ACHILLES: [skateboards by] who the fuck is this clown?
For whatever we lose
(a you or a me)
it’s always ourselves
we find in the sea.
- E.E. Cummings
“A scarlet steam engine was waiting next to a platform packed with people. A sign overhead said Hogwarts Express, eleven o’clock. Harry looked behind him and saw a wrought-iron archway where the barrier had been, with the words Platform Nine and Three-Quarters on it.
Smoke from the engine drifted over the heads of the chattering crowd, while cats of every color wound here and there between their legs. Owls hooted to one another in a disgruntled sort of way over the babble and the scraping of heavy trunks.”Happy September 1st, y’all!

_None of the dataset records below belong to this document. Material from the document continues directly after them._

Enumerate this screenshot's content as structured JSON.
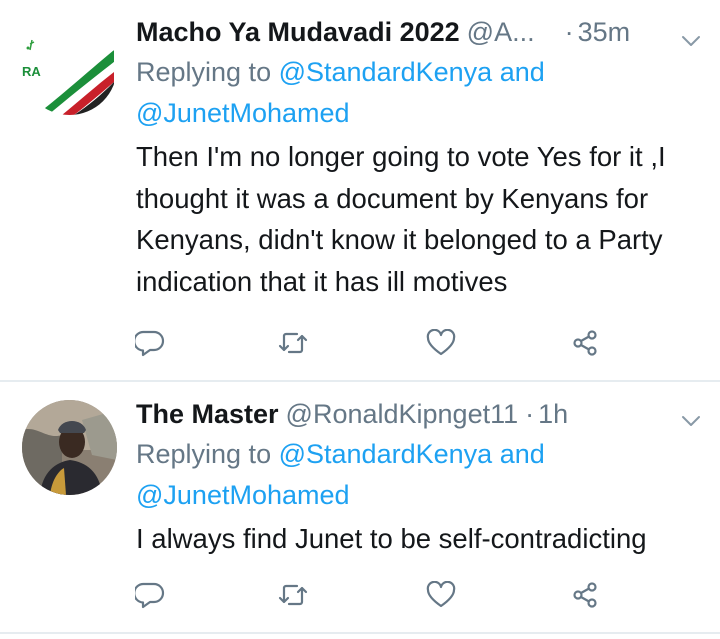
{
  "colors": {
    "text": "#14171a",
    "muted": "#657786",
    "link": "#1da1f2",
    "divider": "#e6ecf0"
  },
  "tweets": [
    {
      "display_name": "Macho Ya Mudavadi 2022",
      "handle": "@A...",
      "dot": "·",
      "time": "35m",
      "replying_to_prefix": "Replying to",
      "mention_1": "@StandardKenya",
      "and_word": "and",
      "mention_2": "@JunetMohamed",
      "text": "Then I'm no longer going to vote Yes for it ,I thought it was a document by Kenyans for Kenyans, didn't know it belonged to a Party indication that it has ill motives",
      "avatar_logo_text": "RA",
      "icons": [
        "reply-icon",
        "retweet-icon",
        "like-icon",
        "share-icon"
      ]
    },
    {
      "display_name": "The Master",
      "handle": "@RonaldKipnget11",
      "dot": "·",
      "time": "1h",
      "replying_to_prefix": "Replying to",
      "mention_1": "@StandardKenya",
      "and_word": "and",
      "mention_2": "@JunetMohamed",
      "text": "I always find Junet to be self-contradicting",
      "icons": [
        "reply-icon",
        "retweet-icon",
        "like-icon",
        "share-icon"
      ]
    }
  ]
}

HOUSE STARK: A GUIDE / CLICK FOR THE ENTIRE SERIESpt. i - basic information
pt. ii - founding
pt. iii - war of conquest
a lot of meta writing about harry potter tends to forget the role genre plays in the series. Instead, we get a lot of meta about whether snape was right or whether JKR condones abuse, and reading these arguments has led me to a weird conclusion that I would like to talk…
Did I ever tell you why I love Kate Bishop? I mean, look at her. She’s perfect.
As a young writer, Alcott concentrated on lurid pulp stories of revenge, murder, and adultery–“blood and thunder” literature, as she called i–and enjoyed writing very much. She was in her mid 30s when an editor suggested she try writing a book for girls. Alcott wasn’t very interested, but her father was a complete moron with money and had left the family in terrible financial trouble. Alcott wrote Little Women in hopes of some decent sales and a little breathing room and got way more than she asked for. The money in sequels was too good to turn down (and her father didn’t get any smarter with a dime), but Alcott hated writing what she called “moral pap for the young” and longed to return to the smut and violence of her early endeavors.